Spain Episode 2: Barcelona

Barcelona suits my style.  If I had the opportunity, I’d move there in a moment.  The pace of life is different in Barcelona, not harried and hassled, not lazy.  Just right I’d say.  The day we arrived in Barcelona, it was 11:00 or so in the morning.  There were people still having breakfast in the cafes.  Granted, it was the weekend, but I couldn’t help but already like the place.  I’m a night owl, so breakfast before 11:00 on the weekend is painful anyway.  Work happens in the morning, and then in the middle of the day, about 2:00 in the afternoon, stores and restaurants shut down and then open back up again at 5:00.  Everyone takes a break.  Dinner is late.  I asked a cab driver if people ate dinner at 7:00 and he laughed, “Only tourists”.  Most Spaniards in Barcelona don’t eat dinner until 9:00 or so, and that meant that everyone was out at the local cafes during that time.  I love the pace of life in Barcelona.

Besides the overall appeal of the pace of life, there are lots of things to see and do in Barcelona.  There are terraced gardens on the edge of the city that were designed by Gaudi.  The gardens are unique patterned steps up the mountain. I have never experienced gardens like that anywhere else.  There was also supposed to be a castle on the same mountainside, but we kept climbing through the gardens and then further up the road and never found it.  I kept asking locals in Spanish how much further the castle was.  They would answer, “Cinco minutos”, “Five minutes”, but we’d climb on and still not arrive at the castle.  The next local would give us the same answer.  The elusive castle remained five minutes away.  In addition to the gardens, Gaudi also designed a cathedral, La Segrada Familia, which is still under construction.  It’s architecture has been handed down from architect/artist to architect/artist since Gaudi’s death in 1926.

In addition, the Gothic Cathedral in the Gothic Quarter is a must see.  The cathedral, which was finished in 1448, is of Medieval construction and breathtaking in size as well as detail.  My husband, Jim, was much more impressed with the Gothic Cathedral than La Segrada Familia.  I even stayed for a mass because I am Catholic, and I felt as if was watching something out of a movie about the Middle Ages, complete with incense.

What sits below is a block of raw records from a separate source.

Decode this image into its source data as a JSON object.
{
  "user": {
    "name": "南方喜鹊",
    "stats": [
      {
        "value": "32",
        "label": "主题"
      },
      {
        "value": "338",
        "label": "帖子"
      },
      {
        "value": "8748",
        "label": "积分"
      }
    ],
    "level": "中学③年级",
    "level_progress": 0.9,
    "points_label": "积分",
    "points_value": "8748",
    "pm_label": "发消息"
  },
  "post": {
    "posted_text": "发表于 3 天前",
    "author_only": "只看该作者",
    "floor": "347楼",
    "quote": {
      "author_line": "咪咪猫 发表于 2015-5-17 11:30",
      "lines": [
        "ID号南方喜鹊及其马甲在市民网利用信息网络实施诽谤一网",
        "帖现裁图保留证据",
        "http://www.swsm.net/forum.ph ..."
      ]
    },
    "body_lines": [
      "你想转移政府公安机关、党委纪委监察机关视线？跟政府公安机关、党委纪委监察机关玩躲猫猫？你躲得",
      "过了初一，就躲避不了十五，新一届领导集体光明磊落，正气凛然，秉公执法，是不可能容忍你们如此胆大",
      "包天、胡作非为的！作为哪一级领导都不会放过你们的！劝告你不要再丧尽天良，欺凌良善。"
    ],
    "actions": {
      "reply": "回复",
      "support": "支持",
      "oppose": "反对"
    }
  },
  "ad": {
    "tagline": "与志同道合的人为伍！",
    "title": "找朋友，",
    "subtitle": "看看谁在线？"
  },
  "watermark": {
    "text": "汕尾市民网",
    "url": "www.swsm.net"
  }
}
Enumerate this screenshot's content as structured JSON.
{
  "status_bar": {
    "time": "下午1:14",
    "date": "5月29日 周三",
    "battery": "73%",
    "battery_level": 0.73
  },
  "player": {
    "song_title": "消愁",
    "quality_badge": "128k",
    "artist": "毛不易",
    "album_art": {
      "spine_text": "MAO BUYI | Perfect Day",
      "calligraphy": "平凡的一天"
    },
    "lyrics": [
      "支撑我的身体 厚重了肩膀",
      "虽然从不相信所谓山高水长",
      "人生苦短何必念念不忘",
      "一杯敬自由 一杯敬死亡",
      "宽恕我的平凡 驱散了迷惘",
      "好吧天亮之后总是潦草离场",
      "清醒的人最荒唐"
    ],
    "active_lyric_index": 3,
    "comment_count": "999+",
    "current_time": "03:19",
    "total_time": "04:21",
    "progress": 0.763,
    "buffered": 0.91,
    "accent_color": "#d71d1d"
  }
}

We walked through a local neighborhood to a market to buy olive oil, and noticed all the Catalonian flags flying from apartment balconies.  The people there are proud of their Catalonian heritage and were quick to tell us when the food was a local specialty.

Much as I loved the gardens and cathedrals, I loved the food.  We had fish for lunch at a seaside café one day and paia at several local places including a paia house.  Paia always seemed to be served with sangria.  Usually paia and sangria was 16 Euros per person with a two person minimum.  I didn’t have any paia or sangria in Barcelona that I didn’t like.  It was all good, all delicious, all the time.  We wandered Las Ramblas at night.  Yes, the Ramblas is touristy, with almost a carnival like atmosphere with all kinds of street vendors selling things like toys and treats, but all the shops and cafes were locally owned and the tastings delicious.  There is a store/restaurant on the Ramblas that specializes in Iberian ham.  We had the ham with local cheese and bread prepared the Catalonian way with tomato and olive oil.  All the varieties of ham we tried were delicious.  If there had been any way to bring some Iberian ham back to the States, Jim would have.  We bought some Iberian ham when we got back home, but of course, it wasn’t the same.  Spain is a true culinary adventure.  No wonder that on the travel channel, Anthony Bourdain, has said that some of the best chefs are coming out of Spain.  Viva Espana indeed!